A token-led recovery
Creditors of FTX.com, its offshore entity, may receive equity, tokens or some other form of interest in the rebooted exchange rather than all cash, according to the restructuring proposal.
Crypto exchange Bitfinex set a precedent when it issued a recovery token to recoup losses from a major heist in 2016. Bitfinex socialized losses across all accounts — resulting in a 36% haircut per account — and customers were given recovery tokens instead. Thanks to a bull rally in 2017, a spike in token prices helped make creditors whole.
Many reboot advocates look to Bitfinex as a precedent for FTX, but Braziel said that ship has sailed. Unlike FTX, Bitfinex issued the token before entering bankruptcy proceedings.
The token model is only effective if it mimics what would be a likely outcome in court, said Phil Potter, the former chief strategy officer of Bitfinex who oversaw the distribution, on X. Bitfinex was simple compared to FTX, he added.
Bitfinex’s approach stands in stark contrast to the proceedings of Mt. Gox, which was the largest Bitcoin exchange in 2013. The exchange, which lost 800,000 Bitcoin in 2014, is still to return funds to creditors and most recently delayed its repayment date by a year.
The average timeframe for a U.S. bankruptcy case is around 18 months, Braziel said, adding that the Mt. Gox case has been protracted due to its proceedings occurring in Japan, where nuances such as the absence of interim distributions slow the process compared to U.S. standards.
What about FTT?
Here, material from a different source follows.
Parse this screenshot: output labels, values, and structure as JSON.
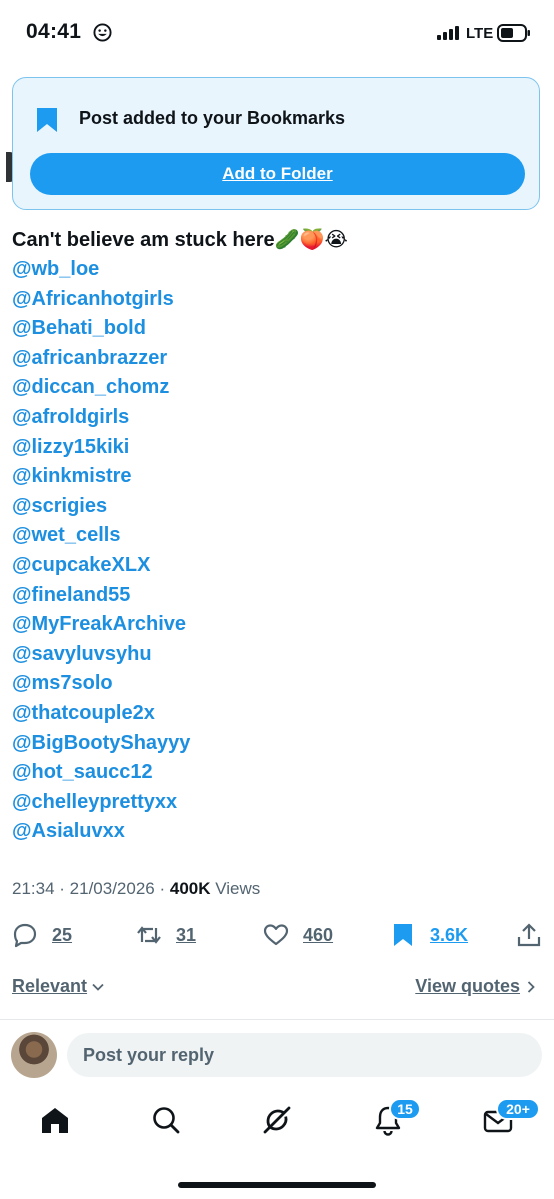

Unlike Bitfinex, FTX already issued a token — FTT — and under the current restructuring proposal it will be extinguished and holders will not receive any distribution.
The U.S. Securities and Exchange Commission (SEC) has also alleged FTT is a security. Still, it hasn’t stopped the token’s price from fluctuating, gaining over 7.5% in the last 30 days, according to CoinGecko data.
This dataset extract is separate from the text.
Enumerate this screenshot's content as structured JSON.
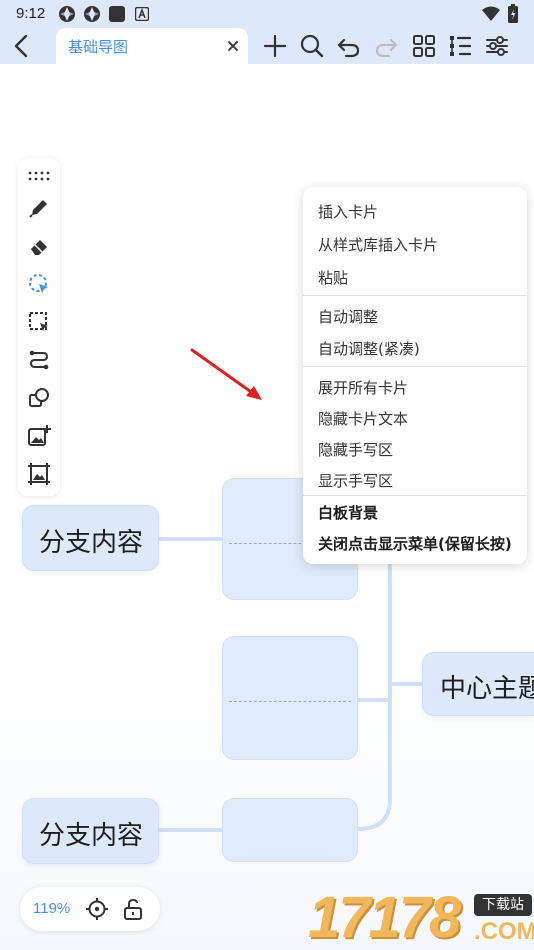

“We need to distinguish between public opinion and real courts,” said Terrence Yang, managing director at Bitcoin investment firm Swan Bitcoin, adding that, while regulators have been critical of FTT, there’s been no formal ruling.
“[FTT] has a very low probability of recovering, longer term,” Yang said. “It can recover temporarily when the FTX 2.0 reboot launches and if they have some decent press around it and some good branding and marketing but I think it’s tough.”
FTX, HTX, GTX…
Thanks to FTX’s marketing spending spree, and now criminal proceedings, the exchange secured brand recognition, which led to a debate over whether it should be rebranded or not. FTX entered Axios Harris Poll of America’s most visible brands for the first time this year, however, it ranked 99th out of 100 in reputation.
“Just because the name is recognizable, doesn’t mean it can be trusted,” said Alon Goren, founding partner of investment firm Draper Goren Holm. “But people do like to, from a marketing perspective, say, ‘Hey, everybody already knows the name. It’s been on stadiums, it was on major league baseball jerseys. So why not? It’s a familiar name.’”
As a brand new industry this is something to be careful about, Goren said. He couldn’t imagine a world where mainstream users trust FTX again.
Some exchanges seem less concerned about links to the tarnished brand. Crypto exchange Huobi renamed itself to “HTX” for its tenth anniversary. A blog post said H stands for Huobi, T stands for its advisor Justin Sun’s blockchain Tron and X stands for exchange.
Though most of the focus has been on the reboot, there’s also a chance FTX will be acquired by a former competitor.
“I don’t think there’s much technology there,” Yang said. “People who have worked at FTX have talked about how they basically had almost no engineers. It was smoke and mirrors. I’m not sure how much value there is, to be honest, for a merger or acquisition.”
Braziel said administrators would be better off selling the assets at a granular level but he still expects objections from regulators similar to the Voyager and Celsius cases.